Read Software Studies, rethinking computing for development in Africa

Interview founder Ethiotube.net

As many of you know, I am interested in understanding how the web will develop from an African perspective. Please see a previous article YouTube ‘burden’ creates opportunity in Africa and my interview with Alemayehu. He is the coFounder of Ethiotube.net, Ethiopia’s version of YouTube.

Where did you get the idea?
The idea came from the booming social networking industry, video sharing in particular. YouTube’s success was indeed an inspiration for EthioTube’s establishment.

When did you decide to actually execute?
I’d say a very fascinating CNN International panel discussion on social network-based entrepreneurship gave the final kick we needed to launch EthioTube February 2008.

How are you going about doing this?
We’re building a strong user-base right now. We’re trying to get more users involved in video sharing, rather than just enjoy what’s being shared. We are also trying to establish partnerships with various entities which will enable us to expand our network even further.

What is your experience with Ethiopia, start ups and the web?
Ethiopia’s web presence is really a disappointing one. CIA’s World Book on Ethiopia (2007) show’s that there are just over 290,000 internet users.
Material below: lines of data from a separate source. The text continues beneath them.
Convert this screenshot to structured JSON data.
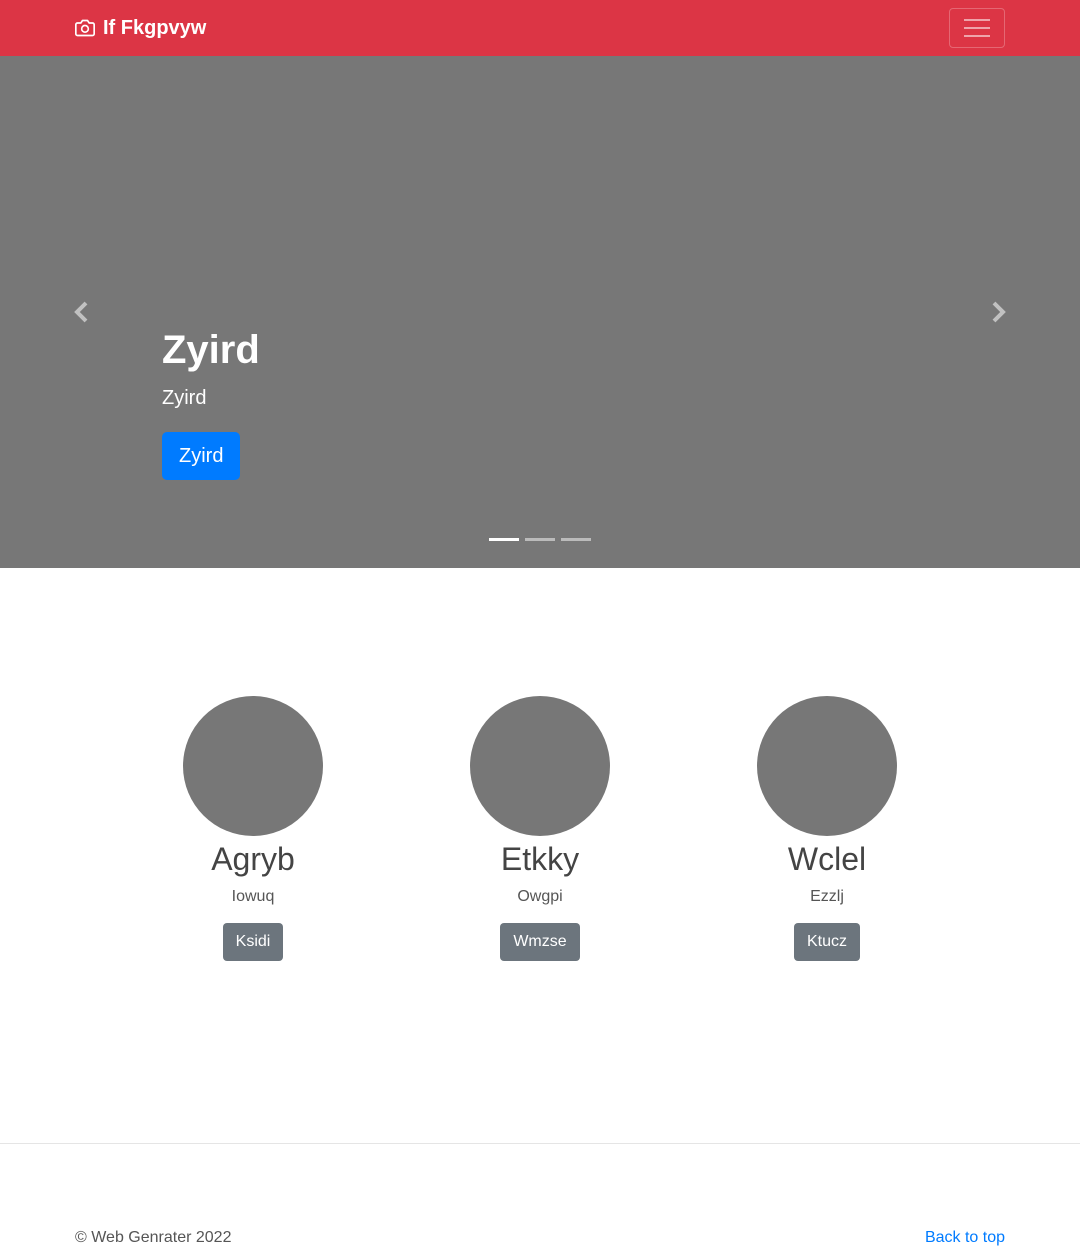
{
  "navbar": {
    "brand_icon": "camera-icon",
    "brand_text": "If Fkgpvyw",
    "menu_icon": "hamburger-icon",
    "background_color": "#dc3545"
  },
  "carousel": {
    "background_color": "#777777",
    "title": "Zyird",
    "subtitle": "Zyird",
    "button_label": "Zyird",
    "prev_icon": "chevron-left-icon",
    "next_icon": "chevron-right-icon",
    "slide_count": 3,
    "active_slide": 1
  },
  "features": [
    {
      "heading": "Agryb",
      "text": "Iowuq",
      "button_label": "Ksidi"
    },
    {
      "heading": "Etkky",
      "text": "Owgpi",
      "button_label": "Wmzse"
    },
    {
      "heading": "Wclel",
      "text": "Ezzlj",
      "button_label": "Ktucz"
    }
  ],
  "footer": {
    "copyright": "© Web Genrater 2022",
    "back_to_top": "Back to top"
  },
  "colors": {
    "primary": "#007bff",
    "secondary": "#6c757d",
    "placeholder": "#777777"
  }
}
A data from Ethiopian Telecommunication Corporation (ETC), the only Internet provider in the nation, shows, as of September 2008, there are just close to 39,000 internet subscribers in Ethiopia. The poor connection speed and increadibly high costs – even for afican standards – tribute to this very low Internet presence. So, mostly, Ethiopians living overseas are our main users. We’d love to use our network to connect Ethiopians living in Ethiopia to the rest of the World. But this will continue to be very difficlute to implement, unless the telecommunication sector in Ethiopia opens up.
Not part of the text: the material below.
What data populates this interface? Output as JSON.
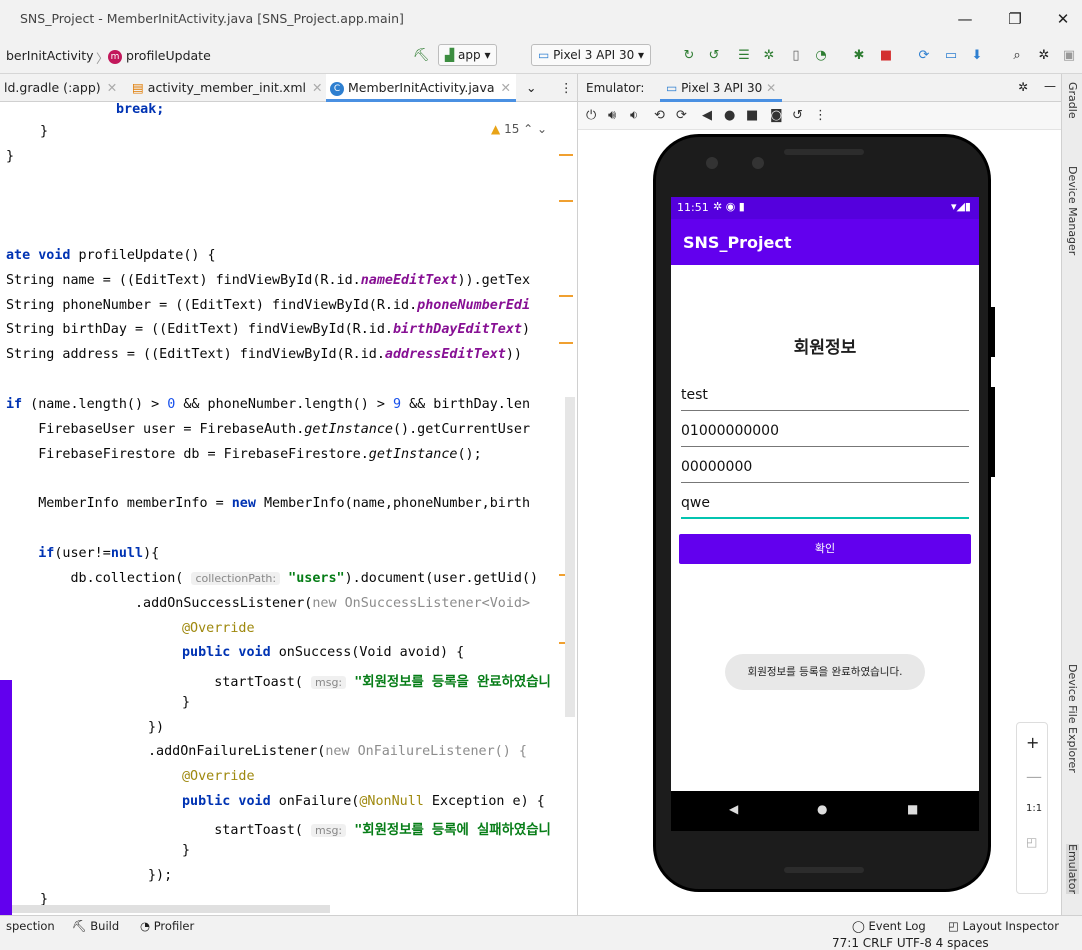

What are your biggest challenges in getting this project off the ground?
Finding a reliable host for our bandwidth demanding business was one of the biggest challenge we had. One other challenge we’re facing is: the online Ethiopian community hasn’t really picked up on the idea of direct communication, as we’d have wanted. Trying to get users talk to each other has been a difficulte task so far.
how are you different than other online video services like YouTube?

Our video sharing site is different from many out there, because we specifically cater to the large Ethiopian community with only ‘Ethiopia Related’ content. In other words, a user who is specifically looking for videos related to Ethiopia do not need to conduct a search on vast networks like YouTube.
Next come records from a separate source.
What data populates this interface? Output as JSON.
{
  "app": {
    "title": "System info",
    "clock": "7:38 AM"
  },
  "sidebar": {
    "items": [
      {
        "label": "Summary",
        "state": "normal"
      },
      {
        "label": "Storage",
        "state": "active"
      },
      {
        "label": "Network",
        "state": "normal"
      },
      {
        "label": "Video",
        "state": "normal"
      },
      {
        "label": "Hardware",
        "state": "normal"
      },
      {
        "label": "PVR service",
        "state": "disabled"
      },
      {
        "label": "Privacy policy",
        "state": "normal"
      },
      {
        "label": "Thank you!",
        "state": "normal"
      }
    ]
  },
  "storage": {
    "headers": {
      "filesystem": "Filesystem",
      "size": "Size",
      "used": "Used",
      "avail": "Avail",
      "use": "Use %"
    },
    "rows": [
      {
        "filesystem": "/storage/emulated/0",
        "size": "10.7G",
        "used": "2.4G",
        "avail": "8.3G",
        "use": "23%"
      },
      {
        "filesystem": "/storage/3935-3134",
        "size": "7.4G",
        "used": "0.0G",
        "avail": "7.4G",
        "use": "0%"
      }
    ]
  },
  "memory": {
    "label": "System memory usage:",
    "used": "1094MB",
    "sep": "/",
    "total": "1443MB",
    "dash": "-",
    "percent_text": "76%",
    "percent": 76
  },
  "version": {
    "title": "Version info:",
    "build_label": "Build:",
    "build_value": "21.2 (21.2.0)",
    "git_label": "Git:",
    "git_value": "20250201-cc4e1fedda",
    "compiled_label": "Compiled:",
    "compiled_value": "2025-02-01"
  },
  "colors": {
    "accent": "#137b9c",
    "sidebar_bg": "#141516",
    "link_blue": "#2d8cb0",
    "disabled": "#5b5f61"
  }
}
Is Ethiopia ready for these kinds of services?
As many African and developing countries, Ethiopia has a long way to go on developing its Internet infrastructure. We understand Ethiopia is slowly but surly working on such projects. We believe once these projects are completed, greater number of Ethiopians will be online seeking an alternate media. EthioTube will be there to satisfy this demand.

Where will this project be in five years?
In five years EthioTube will be the hub for Ethiopians to find all kind of multimedia. We hope and work hard to become the 1# Ethiopian website in this timeframe.

What is the most surprising thing you have discovered/learned along the way?
It does not matter how small or unknown you are, if you listen to the heart beat of your targeted audience and deliver to it, you can be successful. It was also fasinating to learn how extremly careful we had to be about our own success; we could have easly become its victim.